How to change your name on your credit card to your preferred name
Changing your credit card name to your true name will vary from one issuer to the next.
To change the name on your credit card to your preferred name follow these steps:
Log in to your official credit card account either through your Citi Mobile App or Citi Online. If you have multiple accounts, Citi advises calling the number on the back of each of your cards.
Under the Profile section, go to “Contact Information.”
Click "Use a Preferred First Name" and enter your desired first name.
Save your changes.
You should receive your new card with your preferred first name in 4 to 7 business days, and you can also track its status online.
Citi notes that it will use this name in its communications with you. However, the bank may continue to use your legal first name in certain communications and may also request your legal name for identity verification.
It's also worth noting that you can only change your first name if you're already a Citi customer.
You must still use your legal name when applying for a new credit card account, but once your account is open, you can request a new card with your preferred name.
BMO Harris Bank
You can request to change your BMO Harris credit card name to your chosen name by visiting your nearest branch or calling 888-340-2265.
Shortcomings of preferred name programs
Chosen name initiatives are an important step toward ending the discrimination, bias and harassment that transgender and gender-nonconforming people frequently face when using their credit cards. But even with a card that has your preferred name, merchants and stores can ask for legal identification, which may not match the name on your credit card.
If merchants want to verify your identity, have them reach out to the credit card issuer to resolve the issue using the number on your card.

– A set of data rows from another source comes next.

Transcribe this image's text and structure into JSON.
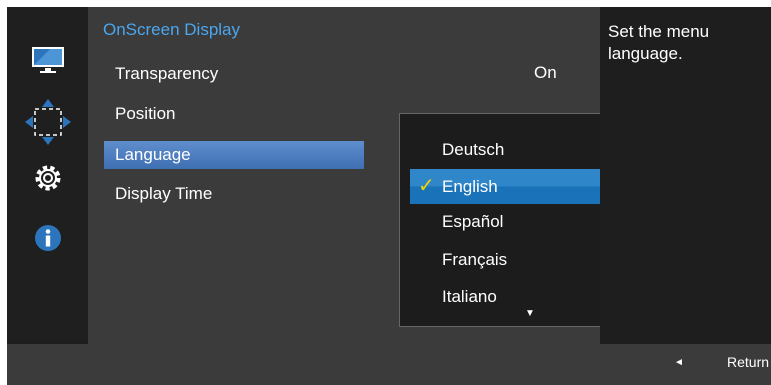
{
  "panel": {
    "title": "OnScreen Display",
    "items": [
      {
        "label": "Transparency",
        "value": "On"
      },
      {
        "label": "Position"
      },
      {
        "label": "Language"
      },
      {
        "label": "Display Time"
      }
    ]
  },
  "dropdown": {
    "options": [
      "Deutsch",
      "English",
      "Español",
      "Français",
      "Italiano"
    ],
    "selected": "English",
    "check_glyph": "✓",
    "more_glyph": "▼"
  },
  "help": {
    "text": "Set the menu language."
  },
  "footer": {
    "return_icon": "◄",
    "return_label": "Return"
  },
  "icons": {
    "rail": [
      "monitor-icon",
      "move-arrows-icon",
      "gear-icon",
      "info-icon"
    ]
  },
  "colors": {
    "accent": "#4aa6ef",
    "highlight": "#3e6fb2",
    "dropdown_highlight": "#2f86c9",
    "check": "#f2d400"
  }
}
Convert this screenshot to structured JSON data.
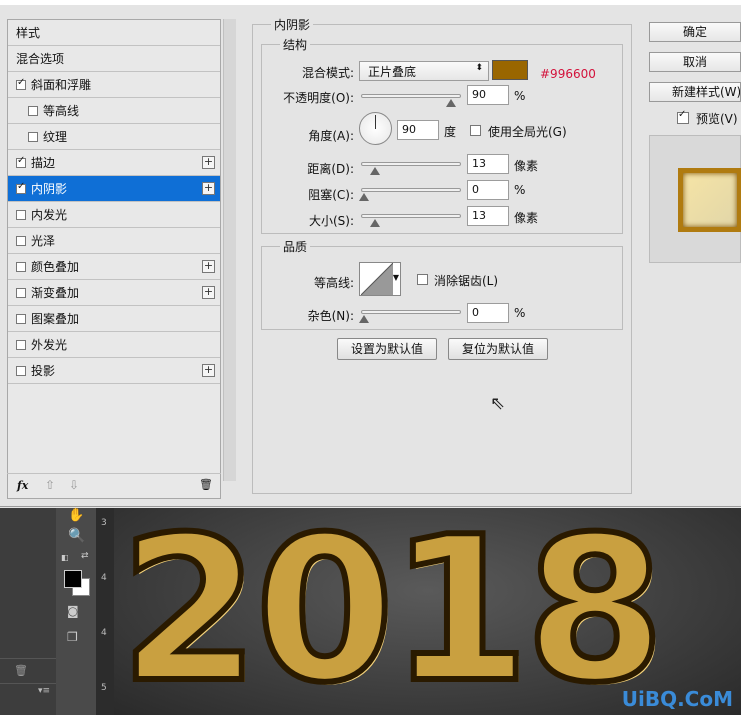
{
  "style_list": {
    "items": [
      {
        "label": "样式",
        "checkbox": false,
        "checked": false,
        "plus": false,
        "selected": false,
        "indent": 0
      },
      {
        "label": "混合选项",
        "checkbox": false,
        "checked": false,
        "plus": false,
        "selected": false,
        "indent": 0
      },
      {
        "label": "斜面和浮雕",
        "checkbox": true,
        "checked": true,
        "plus": false,
        "selected": false,
        "indent": 0
      },
      {
        "label": "等高线",
        "checkbox": true,
        "checked": false,
        "plus": false,
        "selected": false,
        "indent": 1
      },
      {
        "label": "纹理",
        "checkbox": true,
        "checked": false,
        "plus": false,
        "selected": false,
        "indent": 1
      },
      {
        "label": "描边",
        "checkbox": true,
        "checked": true,
        "plus": true,
        "selected": false,
        "indent": 0
      },
      {
        "label": "内阴影",
        "checkbox": true,
        "checked": true,
        "plus": true,
        "selected": true,
        "indent": 0
      },
      {
        "label": "内发光",
        "checkbox": true,
        "checked": false,
        "plus": false,
        "selected": false,
        "indent": 0
      },
      {
        "label": "光泽",
        "checkbox": true,
        "checked": false,
        "plus": false,
        "selected": false,
        "indent": 0
      },
      {
        "label": "颜色叠加",
        "checkbox": true,
        "checked": false,
        "plus": true,
        "selected": false,
        "indent": 0
      },
      {
        "label": "渐变叠加",
        "checkbox": true,
        "checked": false,
        "plus": true,
        "selected": false,
        "indent": 0
      },
      {
        "label": "图案叠加",
        "checkbox": true,
        "checked": false,
        "plus": false,
        "selected": false,
        "indent": 0
      },
      {
        "label": "外发光",
        "checkbox": true,
        "checked": false,
        "plus": false,
        "selected": false,
        "indent": 0
      },
      {
        "label": "投影",
        "checkbox": true,
        "checked": false,
        "plus": true,
        "selected": false,
        "indent": 0
      }
    ],
    "fx_label": "fx",
    "selected_color": "#0f6fd6"
  },
  "inner_shadow": {
    "title": "内阴影",
    "structure": {
      "title": "结构",
      "blend_mode_label": "混合模式:",
      "blend_mode_value": "正片叠底",
      "color_swatch": "#996600",
      "color_hex": "#996600",
      "opacity_label": "不透明度(O):",
      "opacity_value": "90",
      "opacity_unit": "%",
      "angle_label": "角度(A):",
      "angle_value": "90",
      "angle_unit": "度",
      "global_light_label": "使用全局光(G)",
      "global_light_checked": false,
      "distance_label": "距离(D):",
      "distance_value": "13",
      "distance_unit": "像素",
      "choke_label": "阻塞(C):",
      "choke_value": "0",
      "choke_unit": "%",
      "size_label": "大小(S):",
      "size_value": "13",
      "size_unit": "像素"
    },
    "quality": {
      "title": "品质",
      "contour_label": "等高线:",
      "anti_alias_label": "消除锯齿(L)",
      "anti_alias_checked": false,
      "noise_label": "杂色(N):",
      "noise_value": "0",
      "noise_unit": "%"
    },
    "set_default_label": "设置为默认值",
    "reset_default_label": "复位为默认值"
  },
  "side_buttons": {
    "ok": "确定",
    "cancel": "取消",
    "new_style": "新建样式(W)...",
    "preview_label": "预览(V)",
    "preview_checked": true
  },
  "workspace": {
    "canvas_text": "2018",
    "ruler_marks": [
      "3",
      "4",
      "4",
      "5"
    ],
    "watermark": "UiBQ.CoM"
  }
}
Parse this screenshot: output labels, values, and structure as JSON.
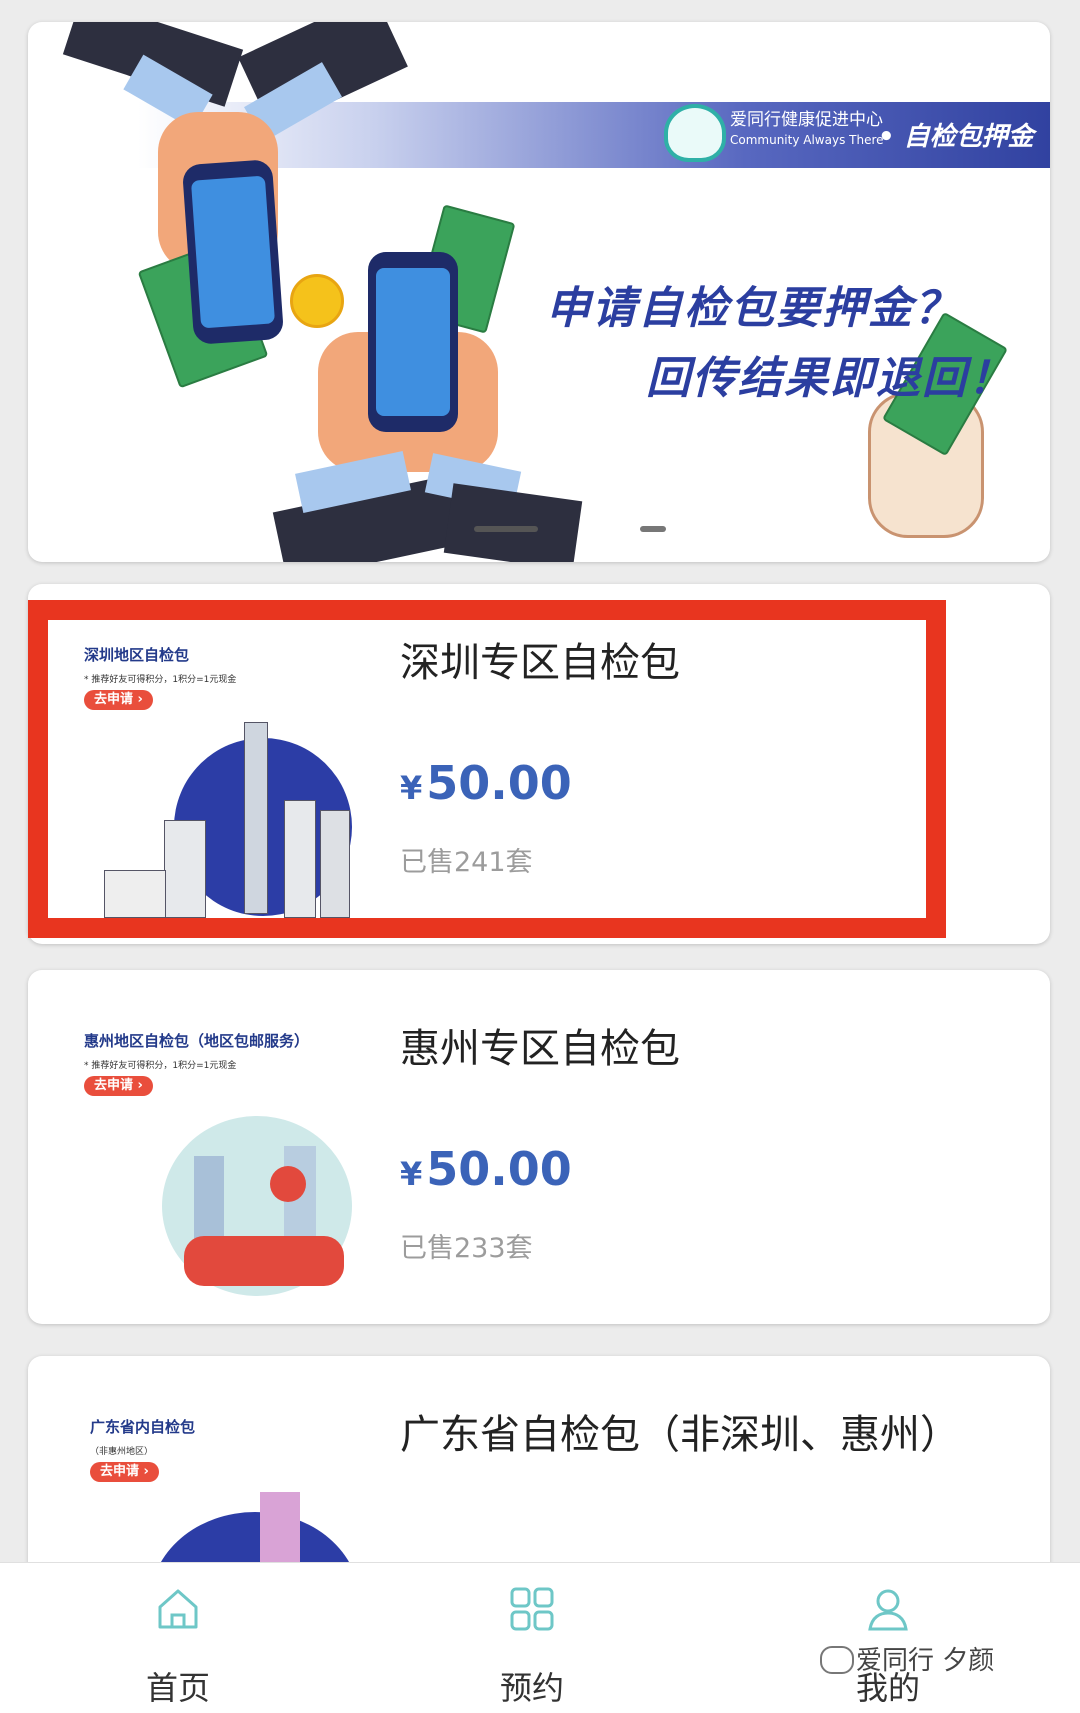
{
  "banner": {
    "org_name_cn": "爱同行健康促进中心",
    "org_name_en": "Community Always There",
    "tag": "• 自检包押金",
    "headline_1": "申请自检包要押金？",
    "headline_2": "回传结果即退回！",
    "carousel_dots": 2,
    "active_dot": 1
  },
  "products": [
    {
      "name": "深圳专区自检包",
      "price": "50.00",
      "currency": "¥",
      "sold": "已售241套",
      "image_title": "深圳地区自检包",
      "image_sub": "* 推荐好友可得积分，1积分=1元现金",
      "image_apply": "去申请 ›",
      "highlighted": true
    },
    {
      "name": "惠州专区自检包",
      "price": "50.00",
      "currency": "¥",
      "sold": "已售233套",
      "image_title": "惠州地区自检包（地区包邮服务）",
      "image_sub": "* 推荐好友可得积分，1积分=1元现金",
      "image_apply": "去申请 ›",
      "highlighted": false
    },
    {
      "name": "广东省自检包（非深圳、惠州）",
      "image_title": "广东省内自检包",
      "image_sub": "（非惠州地区）",
      "image_apply": "去申请 ›",
      "highlighted": false
    }
  ],
  "tabbar": {
    "items": [
      {
        "label": "首页",
        "icon": "home-icon"
      },
      {
        "label": "预约",
        "icon": "grid-icon"
      },
      {
        "label": "我的",
        "icon": "user-icon"
      }
    ]
  },
  "watermark": "爱同行 夕颜",
  "colors": {
    "accent_blue": "#3b63b8",
    "highlight_red": "#e8351f",
    "teal_icon": "#6ec7c7"
  }
}
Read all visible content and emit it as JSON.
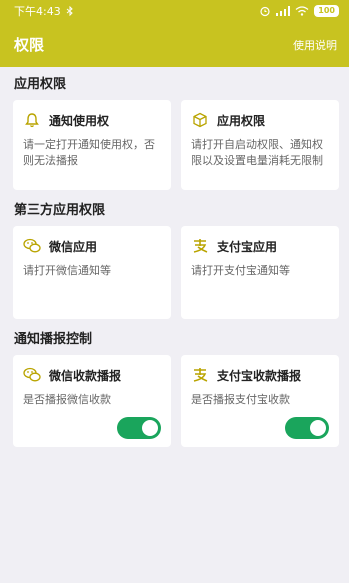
{
  "status": {
    "time": "下午4:43",
    "battery": "100"
  },
  "header": {
    "title": "权限",
    "help_label": "使用说明"
  },
  "sections": [
    {
      "title": "应用权限",
      "cards": [
        {
          "title": "通知使用权",
          "desc": "请一定打开通知使用权，否则无法播报",
          "icon": "bell-icon"
        },
        {
          "title": "应用权限",
          "desc": "请打开自启动权限、通知权限以及设置电量消耗无限制",
          "icon": "cube-icon"
        }
      ]
    },
    {
      "title": "第三方应用权限",
      "cards": [
        {
          "title": "微信应用",
          "desc": "请打开微信通知等",
          "icon": "wechat-icon"
        },
        {
          "title": "支付宝应用",
          "desc": "请打开支付宝通知等",
          "icon": "alipay-icon"
        }
      ]
    },
    {
      "title": "通知播报控制",
      "cards": [
        {
          "title": "微信收款播报",
          "desc": "是否播报微信收款",
          "icon": "wechat-icon",
          "toggle_on": true
        },
        {
          "title": "支付宝收款播报",
          "desc": "是否播报支付宝收款",
          "icon": "alipay-icon",
          "toggle_on": true
        }
      ]
    }
  ],
  "colors": {
    "accent": "#c8c320",
    "toggle_on": "#1aa55c",
    "background": "#f0eff4"
  }
}
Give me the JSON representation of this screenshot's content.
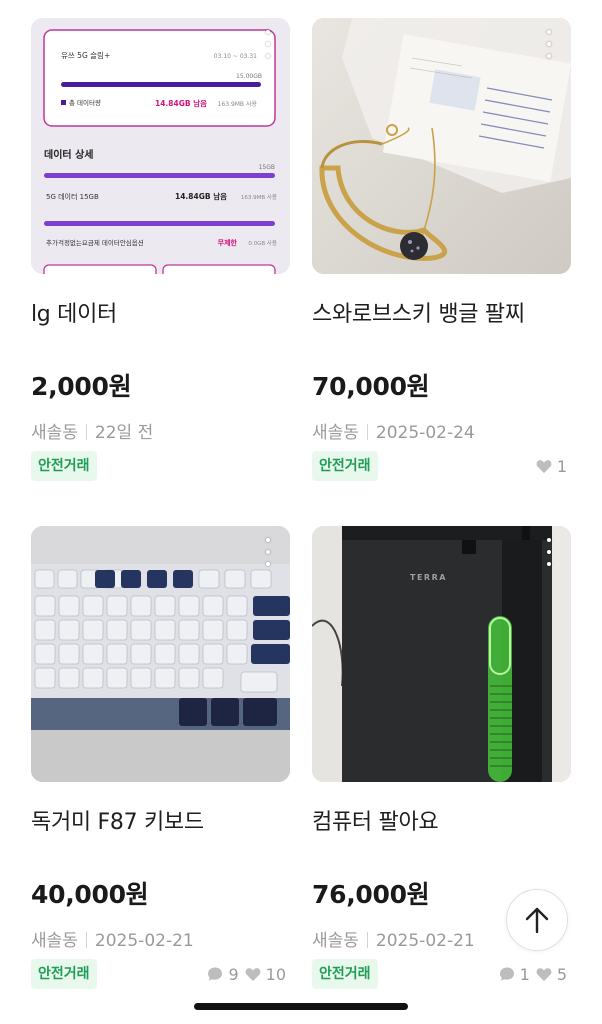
{
  "products": [
    {
      "title": "lg 데이터",
      "price": "2,000원",
      "location": "새솔동",
      "time": "22일 전",
      "badge": "안전거래",
      "chats": null,
      "likes": null,
      "image_text": {
        "plan": "유쓰 5G 슬림+",
        "period": "03.10 ~ 03.31",
        "total": "15.00GB",
        "total_label": "총 데이터량",
        "remain": "14.84GB 남음",
        "used": "163.9MB 사용",
        "section": "데이터 상세",
        "cap": "15GB",
        "line1_label": "5G 데이터 15GB",
        "line1_remain": "14.84GB 남음",
        "line1_used": "163.9MB 사용",
        "line2_label": "추가걱정없는요금제 데이터안심옵션",
        "line2_remain": "무제한",
        "line2_used": "0.0GB 사용"
      }
    },
    {
      "title": "스와로브스키 뱅글 팔찌",
      "price": "70,000원",
      "location": "새솔동",
      "time": "2025-02-24",
      "badge": "안전거래",
      "chats": null,
      "likes": "1"
    },
    {
      "title": "독거미 F87 키보드",
      "price": "40,000원",
      "location": "새솔동",
      "time": "2025-02-21",
      "badge": "안전거래",
      "chats": "9",
      "likes": "10"
    },
    {
      "title": "컴퓨터 팔아요",
      "price": "76,000원",
      "location": "새솔동",
      "time": "2025-02-21",
      "badge": "안전거래",
      "chats": "1",
      "likes": "5",
      "image_text": {
        "brand": "TERRA"
      }
    }
  ],
  "icons": {
    "more": "more-vertical-icon",
    "chat": "chat-bubble-icon",
    "like": "heart-icon",
    "scroll_top": "arrow-up-icon"
  },
  "colors": {
    "badge_bg": "#e8f8ec",
    "badge_text": "#1f9d55",
    "meta_text": "#9a9a9a",
    "accent_purple": "#5b2ab5",
    "accent_pink": "#d4147a"
  }
}
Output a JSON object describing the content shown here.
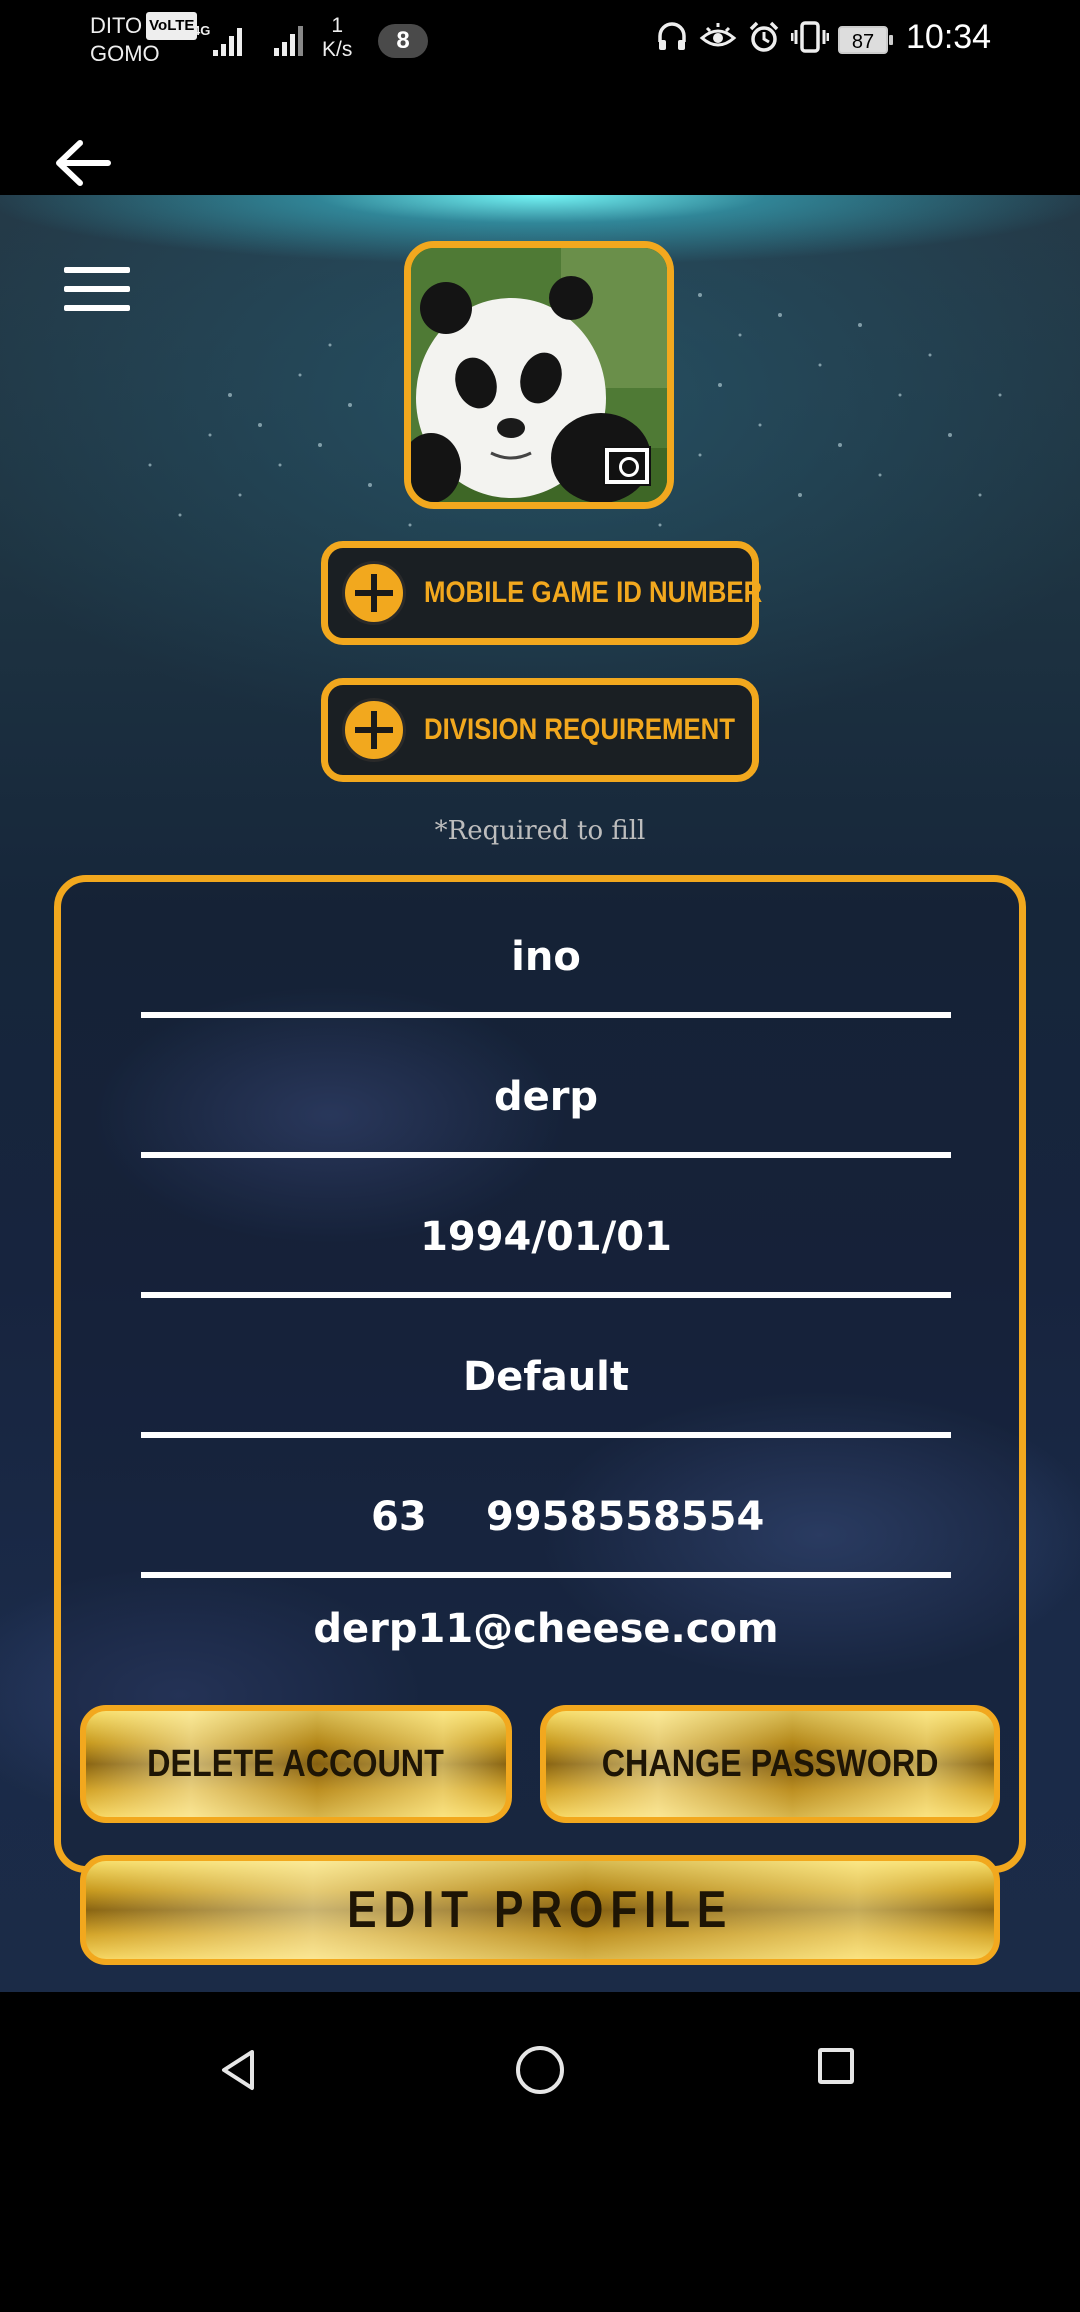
{
  "status_bar": {
    "carrier_top": "DITO",
    "volte": "VoLTE",
    "carrier_bottom": "GOMO",
    "network_type": "4G",
    "net_speed_value": "1",
    "net_speed_unit": "K/s",
    "notification_count": "8",
    "battery": "87",
    "time": "10:34"
  },
  "profile": {
    "add_buttons": [
      {
        "label": "MOBILE GAME ID NUMBER"
      },
      {
        "label": "DIVISION REQUIREMENT"
      }
    ],
    "required_note": "*Required to fill",
    "fields": {
      "first_name": "ino",
      "last_name": "derp",
      "birthdate": "1994/01/01",
      "gender": "Default",
      "phone_code": "63",
      "phone_number": "9958558554",
      "email": "derp11@cheese.com"
    },
    "buttons": {
      "delete": "DELETE ACCOUNT",
      "change_password": "CHANGE PASSWORD",
      "edit": "EDIT PROFILE"
    }
  },
  "colors": {
    "accent": "#f2a81e",
    "background": "#1b2b47"
  },
  "icons": [
    "back-arrow-icon",
    "hamburger-menu-icon",
    "camera-icon",
    "plus-icon",
    "nav-back-icon",
    "nav-home-icon",
    "nav-recent-icon"
  ]
}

While chosen name programs are a start, it doesn't completely solve the hassle and discrimination associated with credit cards and identity.
If your bank or credit card issuer doesn’t have a chosen name policy, consider reaching out and asking the institution to offer a policy. With enough demand, banks and issuers may make a change in order to better serve their customers.
Additionally, supporting large-scale legislation, like the Equality Act, can help ensure more choices and protections for people who are transgender and nonbinary.